ASSIGNMENT -
Search the material for "this" and copy each line in which it is found.

INPUT MATERIAL -
_ _ _ _ _ _ _

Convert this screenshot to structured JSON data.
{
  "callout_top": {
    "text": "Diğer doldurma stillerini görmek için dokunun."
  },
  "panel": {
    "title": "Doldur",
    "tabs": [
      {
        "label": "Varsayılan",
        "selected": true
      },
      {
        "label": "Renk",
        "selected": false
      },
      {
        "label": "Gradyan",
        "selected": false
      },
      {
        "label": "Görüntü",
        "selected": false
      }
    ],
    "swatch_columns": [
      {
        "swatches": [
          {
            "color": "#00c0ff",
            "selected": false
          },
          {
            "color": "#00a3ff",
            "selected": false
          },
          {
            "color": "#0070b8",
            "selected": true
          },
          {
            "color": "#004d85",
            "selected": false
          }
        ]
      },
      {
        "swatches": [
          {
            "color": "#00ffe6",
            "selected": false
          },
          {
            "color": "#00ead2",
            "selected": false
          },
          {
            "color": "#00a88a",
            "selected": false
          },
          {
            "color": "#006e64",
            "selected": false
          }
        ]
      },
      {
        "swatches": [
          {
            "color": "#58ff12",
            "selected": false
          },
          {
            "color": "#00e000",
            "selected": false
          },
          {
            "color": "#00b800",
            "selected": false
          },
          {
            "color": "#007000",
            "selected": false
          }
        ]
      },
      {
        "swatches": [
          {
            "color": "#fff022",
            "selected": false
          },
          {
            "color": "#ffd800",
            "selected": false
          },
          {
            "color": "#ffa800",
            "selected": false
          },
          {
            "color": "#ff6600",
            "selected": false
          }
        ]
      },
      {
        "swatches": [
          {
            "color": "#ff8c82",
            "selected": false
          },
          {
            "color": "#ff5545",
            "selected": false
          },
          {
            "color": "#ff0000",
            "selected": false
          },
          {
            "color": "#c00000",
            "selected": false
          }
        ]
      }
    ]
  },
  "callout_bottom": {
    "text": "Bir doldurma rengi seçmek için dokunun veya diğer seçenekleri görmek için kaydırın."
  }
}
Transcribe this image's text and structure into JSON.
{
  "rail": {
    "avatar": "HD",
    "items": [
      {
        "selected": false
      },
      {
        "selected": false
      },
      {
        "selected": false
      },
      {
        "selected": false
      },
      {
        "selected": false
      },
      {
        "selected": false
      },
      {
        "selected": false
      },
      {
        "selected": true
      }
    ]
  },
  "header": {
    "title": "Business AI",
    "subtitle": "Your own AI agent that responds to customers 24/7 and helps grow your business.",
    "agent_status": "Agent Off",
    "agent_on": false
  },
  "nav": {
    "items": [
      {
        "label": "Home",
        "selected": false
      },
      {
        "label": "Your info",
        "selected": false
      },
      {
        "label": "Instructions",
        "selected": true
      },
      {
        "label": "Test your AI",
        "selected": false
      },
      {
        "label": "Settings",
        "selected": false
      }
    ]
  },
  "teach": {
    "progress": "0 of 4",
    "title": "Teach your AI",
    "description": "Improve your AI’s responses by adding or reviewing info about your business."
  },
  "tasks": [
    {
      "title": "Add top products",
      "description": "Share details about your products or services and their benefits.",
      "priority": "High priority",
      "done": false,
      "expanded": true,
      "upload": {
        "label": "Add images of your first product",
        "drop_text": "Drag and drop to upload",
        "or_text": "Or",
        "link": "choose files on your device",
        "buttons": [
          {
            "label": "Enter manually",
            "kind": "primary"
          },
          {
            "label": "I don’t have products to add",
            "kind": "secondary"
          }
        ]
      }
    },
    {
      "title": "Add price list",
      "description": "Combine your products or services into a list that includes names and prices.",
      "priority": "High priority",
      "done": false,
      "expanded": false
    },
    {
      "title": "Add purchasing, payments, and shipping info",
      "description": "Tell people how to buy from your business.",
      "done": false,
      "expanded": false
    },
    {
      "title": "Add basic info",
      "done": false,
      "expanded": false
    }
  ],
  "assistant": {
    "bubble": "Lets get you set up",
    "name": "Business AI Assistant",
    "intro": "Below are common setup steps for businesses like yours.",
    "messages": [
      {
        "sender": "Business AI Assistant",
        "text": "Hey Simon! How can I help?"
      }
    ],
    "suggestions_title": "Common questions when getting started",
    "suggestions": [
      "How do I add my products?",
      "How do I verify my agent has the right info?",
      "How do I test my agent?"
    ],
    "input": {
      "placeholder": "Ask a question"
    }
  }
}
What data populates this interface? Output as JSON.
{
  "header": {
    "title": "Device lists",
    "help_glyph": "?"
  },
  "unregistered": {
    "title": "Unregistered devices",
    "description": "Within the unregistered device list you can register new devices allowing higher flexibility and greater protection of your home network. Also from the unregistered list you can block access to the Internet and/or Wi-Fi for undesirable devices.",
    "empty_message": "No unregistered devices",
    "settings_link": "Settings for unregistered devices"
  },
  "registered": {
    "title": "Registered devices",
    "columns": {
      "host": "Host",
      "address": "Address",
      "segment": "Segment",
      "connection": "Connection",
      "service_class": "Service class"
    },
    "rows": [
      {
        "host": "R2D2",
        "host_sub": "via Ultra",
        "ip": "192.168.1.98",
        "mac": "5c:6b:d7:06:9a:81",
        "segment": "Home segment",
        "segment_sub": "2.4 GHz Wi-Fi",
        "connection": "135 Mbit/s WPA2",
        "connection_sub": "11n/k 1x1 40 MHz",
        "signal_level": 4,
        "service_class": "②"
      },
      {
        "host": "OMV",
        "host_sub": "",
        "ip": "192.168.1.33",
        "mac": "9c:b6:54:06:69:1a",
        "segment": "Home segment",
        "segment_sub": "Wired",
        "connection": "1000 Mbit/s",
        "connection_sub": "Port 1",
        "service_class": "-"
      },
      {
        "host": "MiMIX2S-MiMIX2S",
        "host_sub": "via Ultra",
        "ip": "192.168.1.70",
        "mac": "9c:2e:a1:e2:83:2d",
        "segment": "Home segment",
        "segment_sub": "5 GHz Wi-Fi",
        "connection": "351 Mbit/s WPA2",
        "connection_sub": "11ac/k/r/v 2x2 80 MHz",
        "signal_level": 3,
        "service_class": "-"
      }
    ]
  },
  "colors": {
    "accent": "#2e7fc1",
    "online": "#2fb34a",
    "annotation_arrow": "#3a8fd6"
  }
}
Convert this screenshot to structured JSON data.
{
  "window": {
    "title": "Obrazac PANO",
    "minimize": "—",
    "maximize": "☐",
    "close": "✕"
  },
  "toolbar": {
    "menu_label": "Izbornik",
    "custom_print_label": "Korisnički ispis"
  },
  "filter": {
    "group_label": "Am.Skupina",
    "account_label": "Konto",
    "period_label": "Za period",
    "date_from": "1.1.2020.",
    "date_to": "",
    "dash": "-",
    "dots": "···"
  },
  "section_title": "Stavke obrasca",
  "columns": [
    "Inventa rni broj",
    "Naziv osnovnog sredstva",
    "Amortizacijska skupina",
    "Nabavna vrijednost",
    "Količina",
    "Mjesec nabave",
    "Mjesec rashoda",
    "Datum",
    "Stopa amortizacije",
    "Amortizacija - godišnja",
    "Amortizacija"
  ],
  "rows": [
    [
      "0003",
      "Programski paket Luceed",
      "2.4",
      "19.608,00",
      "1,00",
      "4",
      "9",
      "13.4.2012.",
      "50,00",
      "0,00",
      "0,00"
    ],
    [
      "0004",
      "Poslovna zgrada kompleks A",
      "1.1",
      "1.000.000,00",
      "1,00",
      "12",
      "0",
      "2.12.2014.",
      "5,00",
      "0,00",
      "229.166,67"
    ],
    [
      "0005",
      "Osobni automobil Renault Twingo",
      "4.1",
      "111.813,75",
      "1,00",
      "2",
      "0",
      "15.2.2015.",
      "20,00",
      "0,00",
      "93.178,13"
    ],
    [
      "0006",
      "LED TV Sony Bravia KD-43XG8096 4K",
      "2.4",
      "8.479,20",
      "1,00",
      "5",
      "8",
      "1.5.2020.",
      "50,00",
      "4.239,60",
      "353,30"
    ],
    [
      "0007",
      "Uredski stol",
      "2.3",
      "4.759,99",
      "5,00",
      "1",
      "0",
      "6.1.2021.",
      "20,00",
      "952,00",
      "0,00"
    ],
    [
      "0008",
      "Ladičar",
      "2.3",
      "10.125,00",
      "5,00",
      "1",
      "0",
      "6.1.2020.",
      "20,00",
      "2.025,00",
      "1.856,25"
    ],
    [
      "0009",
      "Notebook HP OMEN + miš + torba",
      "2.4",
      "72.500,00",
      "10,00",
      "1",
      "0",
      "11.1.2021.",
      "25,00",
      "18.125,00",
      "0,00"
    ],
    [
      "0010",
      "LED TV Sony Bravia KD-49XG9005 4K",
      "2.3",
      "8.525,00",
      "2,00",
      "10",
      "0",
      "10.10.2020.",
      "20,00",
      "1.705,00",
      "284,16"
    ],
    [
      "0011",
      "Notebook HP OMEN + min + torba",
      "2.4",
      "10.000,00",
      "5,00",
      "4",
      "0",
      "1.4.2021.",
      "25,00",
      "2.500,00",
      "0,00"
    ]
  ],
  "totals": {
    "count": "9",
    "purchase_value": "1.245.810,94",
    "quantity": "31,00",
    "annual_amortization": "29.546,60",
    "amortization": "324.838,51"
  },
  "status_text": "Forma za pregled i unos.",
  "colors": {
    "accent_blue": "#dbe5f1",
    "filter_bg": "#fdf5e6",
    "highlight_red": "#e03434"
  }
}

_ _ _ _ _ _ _

ANSWER TO THE EXERCISE -
Convert this screenshot to structured JSON data.
Transcribe this image's text and structure into JSON.
What data populates this interface? Output as JSON.
Convert this screenshot to structured JSON data.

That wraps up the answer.